**The problem**
Scan the data, and whenever a line contains "image", copy it.

........

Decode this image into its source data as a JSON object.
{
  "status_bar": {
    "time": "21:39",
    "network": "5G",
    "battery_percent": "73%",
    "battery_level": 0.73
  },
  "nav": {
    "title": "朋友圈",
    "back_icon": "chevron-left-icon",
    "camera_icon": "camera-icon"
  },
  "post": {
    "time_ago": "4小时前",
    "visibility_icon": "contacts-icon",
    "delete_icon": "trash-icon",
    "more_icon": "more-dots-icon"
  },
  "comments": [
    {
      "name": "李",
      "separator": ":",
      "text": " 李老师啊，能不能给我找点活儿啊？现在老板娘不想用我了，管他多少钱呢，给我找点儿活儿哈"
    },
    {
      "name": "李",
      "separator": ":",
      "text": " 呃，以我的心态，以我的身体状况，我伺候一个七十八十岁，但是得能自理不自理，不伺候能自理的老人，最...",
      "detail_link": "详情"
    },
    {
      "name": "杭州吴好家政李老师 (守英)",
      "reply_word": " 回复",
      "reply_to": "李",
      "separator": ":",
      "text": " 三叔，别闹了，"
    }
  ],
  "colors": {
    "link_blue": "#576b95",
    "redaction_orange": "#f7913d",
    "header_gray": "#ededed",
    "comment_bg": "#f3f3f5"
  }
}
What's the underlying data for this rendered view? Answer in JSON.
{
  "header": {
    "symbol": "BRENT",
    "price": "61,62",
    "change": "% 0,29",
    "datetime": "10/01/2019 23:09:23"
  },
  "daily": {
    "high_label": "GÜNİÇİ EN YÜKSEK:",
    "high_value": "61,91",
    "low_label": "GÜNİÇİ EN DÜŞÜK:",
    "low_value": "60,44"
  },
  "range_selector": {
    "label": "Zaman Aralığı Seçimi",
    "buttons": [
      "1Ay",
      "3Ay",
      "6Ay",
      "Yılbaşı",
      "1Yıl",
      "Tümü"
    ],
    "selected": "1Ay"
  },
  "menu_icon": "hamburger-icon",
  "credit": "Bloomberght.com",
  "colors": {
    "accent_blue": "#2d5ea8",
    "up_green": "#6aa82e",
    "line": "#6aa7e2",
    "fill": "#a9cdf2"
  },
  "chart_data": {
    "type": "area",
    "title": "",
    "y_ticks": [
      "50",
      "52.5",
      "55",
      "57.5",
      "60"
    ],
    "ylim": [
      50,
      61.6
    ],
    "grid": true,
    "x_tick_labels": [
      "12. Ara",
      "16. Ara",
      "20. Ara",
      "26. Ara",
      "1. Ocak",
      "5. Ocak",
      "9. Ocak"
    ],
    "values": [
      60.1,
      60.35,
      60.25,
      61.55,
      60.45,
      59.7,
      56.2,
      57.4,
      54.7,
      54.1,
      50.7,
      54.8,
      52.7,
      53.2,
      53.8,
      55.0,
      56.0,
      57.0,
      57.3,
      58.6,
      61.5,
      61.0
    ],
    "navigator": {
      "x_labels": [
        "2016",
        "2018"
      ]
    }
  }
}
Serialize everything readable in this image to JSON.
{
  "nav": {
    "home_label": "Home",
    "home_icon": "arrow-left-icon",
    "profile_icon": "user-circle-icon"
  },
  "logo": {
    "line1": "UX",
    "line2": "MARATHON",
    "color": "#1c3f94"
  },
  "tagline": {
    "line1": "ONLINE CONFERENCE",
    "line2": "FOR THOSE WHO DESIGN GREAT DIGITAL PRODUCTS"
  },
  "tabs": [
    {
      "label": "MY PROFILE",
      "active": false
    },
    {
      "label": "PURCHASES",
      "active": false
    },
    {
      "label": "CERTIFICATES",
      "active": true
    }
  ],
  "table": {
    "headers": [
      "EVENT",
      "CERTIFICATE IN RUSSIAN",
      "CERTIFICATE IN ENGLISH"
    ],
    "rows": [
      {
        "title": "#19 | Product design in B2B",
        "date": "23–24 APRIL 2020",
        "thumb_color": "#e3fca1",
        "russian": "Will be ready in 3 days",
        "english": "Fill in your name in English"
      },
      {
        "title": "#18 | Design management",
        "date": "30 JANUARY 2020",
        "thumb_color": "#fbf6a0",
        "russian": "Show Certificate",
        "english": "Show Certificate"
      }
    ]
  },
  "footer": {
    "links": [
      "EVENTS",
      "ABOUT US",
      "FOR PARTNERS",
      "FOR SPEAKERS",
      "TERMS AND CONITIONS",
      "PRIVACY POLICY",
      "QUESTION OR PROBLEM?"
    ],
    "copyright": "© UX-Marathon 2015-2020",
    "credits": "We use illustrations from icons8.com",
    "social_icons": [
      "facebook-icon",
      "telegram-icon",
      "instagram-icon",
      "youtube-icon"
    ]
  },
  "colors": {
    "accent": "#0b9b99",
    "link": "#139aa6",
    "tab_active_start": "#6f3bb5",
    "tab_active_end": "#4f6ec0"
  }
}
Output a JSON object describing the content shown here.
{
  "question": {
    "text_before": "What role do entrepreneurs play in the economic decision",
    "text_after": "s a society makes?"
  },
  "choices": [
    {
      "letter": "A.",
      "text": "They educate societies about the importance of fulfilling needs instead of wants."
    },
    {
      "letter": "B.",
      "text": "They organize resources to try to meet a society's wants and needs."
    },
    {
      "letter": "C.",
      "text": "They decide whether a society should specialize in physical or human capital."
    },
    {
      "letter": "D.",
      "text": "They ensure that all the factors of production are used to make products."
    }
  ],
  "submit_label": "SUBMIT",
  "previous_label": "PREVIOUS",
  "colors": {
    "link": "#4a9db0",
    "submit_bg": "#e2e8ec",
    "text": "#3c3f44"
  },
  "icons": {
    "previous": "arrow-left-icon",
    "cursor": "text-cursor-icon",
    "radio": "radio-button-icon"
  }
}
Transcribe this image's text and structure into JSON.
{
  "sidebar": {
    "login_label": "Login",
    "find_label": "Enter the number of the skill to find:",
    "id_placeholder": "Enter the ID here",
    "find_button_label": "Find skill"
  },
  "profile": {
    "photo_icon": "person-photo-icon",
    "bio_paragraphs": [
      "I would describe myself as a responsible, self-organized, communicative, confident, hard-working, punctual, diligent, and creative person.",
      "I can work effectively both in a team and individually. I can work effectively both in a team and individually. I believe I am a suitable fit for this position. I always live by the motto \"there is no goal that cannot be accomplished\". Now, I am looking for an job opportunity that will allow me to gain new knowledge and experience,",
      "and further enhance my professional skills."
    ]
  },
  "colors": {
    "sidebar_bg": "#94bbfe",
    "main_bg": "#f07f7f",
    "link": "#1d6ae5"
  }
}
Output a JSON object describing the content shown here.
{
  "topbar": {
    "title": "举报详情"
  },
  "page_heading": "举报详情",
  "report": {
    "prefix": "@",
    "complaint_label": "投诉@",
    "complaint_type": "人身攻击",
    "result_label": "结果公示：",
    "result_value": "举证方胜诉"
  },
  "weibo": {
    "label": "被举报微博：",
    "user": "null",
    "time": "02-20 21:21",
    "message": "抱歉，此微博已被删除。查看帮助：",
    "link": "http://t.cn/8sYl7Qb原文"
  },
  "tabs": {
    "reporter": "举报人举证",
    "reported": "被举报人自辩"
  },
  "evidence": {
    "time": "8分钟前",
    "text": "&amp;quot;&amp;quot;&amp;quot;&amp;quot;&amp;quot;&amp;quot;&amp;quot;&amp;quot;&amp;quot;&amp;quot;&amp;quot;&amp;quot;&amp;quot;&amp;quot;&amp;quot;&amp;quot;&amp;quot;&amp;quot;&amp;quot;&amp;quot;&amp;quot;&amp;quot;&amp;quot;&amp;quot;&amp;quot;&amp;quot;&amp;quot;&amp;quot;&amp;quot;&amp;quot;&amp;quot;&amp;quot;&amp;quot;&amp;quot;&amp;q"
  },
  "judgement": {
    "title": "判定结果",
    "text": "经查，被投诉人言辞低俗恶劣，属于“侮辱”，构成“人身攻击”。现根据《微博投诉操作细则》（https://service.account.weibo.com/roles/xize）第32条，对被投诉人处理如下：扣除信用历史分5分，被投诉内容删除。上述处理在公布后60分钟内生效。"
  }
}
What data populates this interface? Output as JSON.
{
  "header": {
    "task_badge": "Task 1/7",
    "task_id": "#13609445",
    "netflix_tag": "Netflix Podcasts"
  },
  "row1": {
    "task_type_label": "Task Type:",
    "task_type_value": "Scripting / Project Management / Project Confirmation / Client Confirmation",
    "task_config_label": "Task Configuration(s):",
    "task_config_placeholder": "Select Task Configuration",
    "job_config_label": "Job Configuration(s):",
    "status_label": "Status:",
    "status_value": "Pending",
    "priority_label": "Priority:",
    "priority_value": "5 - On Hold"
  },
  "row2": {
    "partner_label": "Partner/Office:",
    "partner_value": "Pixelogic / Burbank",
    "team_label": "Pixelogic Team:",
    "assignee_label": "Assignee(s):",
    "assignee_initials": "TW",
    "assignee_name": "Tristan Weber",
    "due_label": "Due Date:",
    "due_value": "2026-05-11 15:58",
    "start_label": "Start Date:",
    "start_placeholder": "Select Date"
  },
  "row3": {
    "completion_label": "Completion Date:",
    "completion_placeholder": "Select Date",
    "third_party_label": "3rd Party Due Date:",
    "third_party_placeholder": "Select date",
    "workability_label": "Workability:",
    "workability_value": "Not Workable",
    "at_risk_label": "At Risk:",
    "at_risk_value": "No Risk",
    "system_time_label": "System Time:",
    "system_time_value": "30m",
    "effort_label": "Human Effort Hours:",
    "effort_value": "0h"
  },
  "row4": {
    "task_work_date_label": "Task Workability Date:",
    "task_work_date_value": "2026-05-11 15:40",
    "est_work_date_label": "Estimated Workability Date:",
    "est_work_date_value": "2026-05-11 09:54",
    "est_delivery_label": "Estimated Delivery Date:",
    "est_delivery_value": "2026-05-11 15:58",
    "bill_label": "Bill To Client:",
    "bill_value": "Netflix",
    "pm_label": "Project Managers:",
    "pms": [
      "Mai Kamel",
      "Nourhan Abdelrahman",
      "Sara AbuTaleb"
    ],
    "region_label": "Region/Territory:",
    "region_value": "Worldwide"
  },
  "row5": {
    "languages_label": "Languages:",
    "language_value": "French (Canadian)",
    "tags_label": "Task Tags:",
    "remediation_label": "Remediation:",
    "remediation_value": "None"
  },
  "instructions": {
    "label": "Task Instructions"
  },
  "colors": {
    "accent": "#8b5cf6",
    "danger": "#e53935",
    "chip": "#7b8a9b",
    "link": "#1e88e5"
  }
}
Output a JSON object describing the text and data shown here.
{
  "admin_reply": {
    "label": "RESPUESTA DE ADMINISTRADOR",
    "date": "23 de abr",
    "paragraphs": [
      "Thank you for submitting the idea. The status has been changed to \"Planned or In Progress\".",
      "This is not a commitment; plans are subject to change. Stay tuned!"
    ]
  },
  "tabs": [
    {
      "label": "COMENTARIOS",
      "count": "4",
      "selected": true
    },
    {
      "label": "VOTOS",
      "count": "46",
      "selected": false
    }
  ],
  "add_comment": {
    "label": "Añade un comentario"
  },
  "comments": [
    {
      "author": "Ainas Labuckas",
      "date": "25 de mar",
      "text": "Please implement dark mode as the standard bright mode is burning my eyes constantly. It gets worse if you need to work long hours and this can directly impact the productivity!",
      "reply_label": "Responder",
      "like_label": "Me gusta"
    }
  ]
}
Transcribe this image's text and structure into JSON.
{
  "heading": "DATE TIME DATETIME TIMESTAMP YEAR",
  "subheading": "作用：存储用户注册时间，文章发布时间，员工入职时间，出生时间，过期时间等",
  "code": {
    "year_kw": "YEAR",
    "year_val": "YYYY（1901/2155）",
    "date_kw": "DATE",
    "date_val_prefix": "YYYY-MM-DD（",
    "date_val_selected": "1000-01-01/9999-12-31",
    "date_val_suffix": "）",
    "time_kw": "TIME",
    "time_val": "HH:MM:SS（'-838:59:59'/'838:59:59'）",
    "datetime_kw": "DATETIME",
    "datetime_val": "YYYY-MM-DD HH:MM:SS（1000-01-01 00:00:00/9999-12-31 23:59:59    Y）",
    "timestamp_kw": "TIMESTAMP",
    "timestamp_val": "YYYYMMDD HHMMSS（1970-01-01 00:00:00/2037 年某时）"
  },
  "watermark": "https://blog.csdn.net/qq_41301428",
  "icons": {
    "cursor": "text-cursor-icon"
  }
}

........

**Exercise response**
Decode this image into its source data as a JSON object.
Serialize everything readable in this image to JSON.
Transcribe this image's text and structure into JSON.
Transcribe this image's text and structure into JSON.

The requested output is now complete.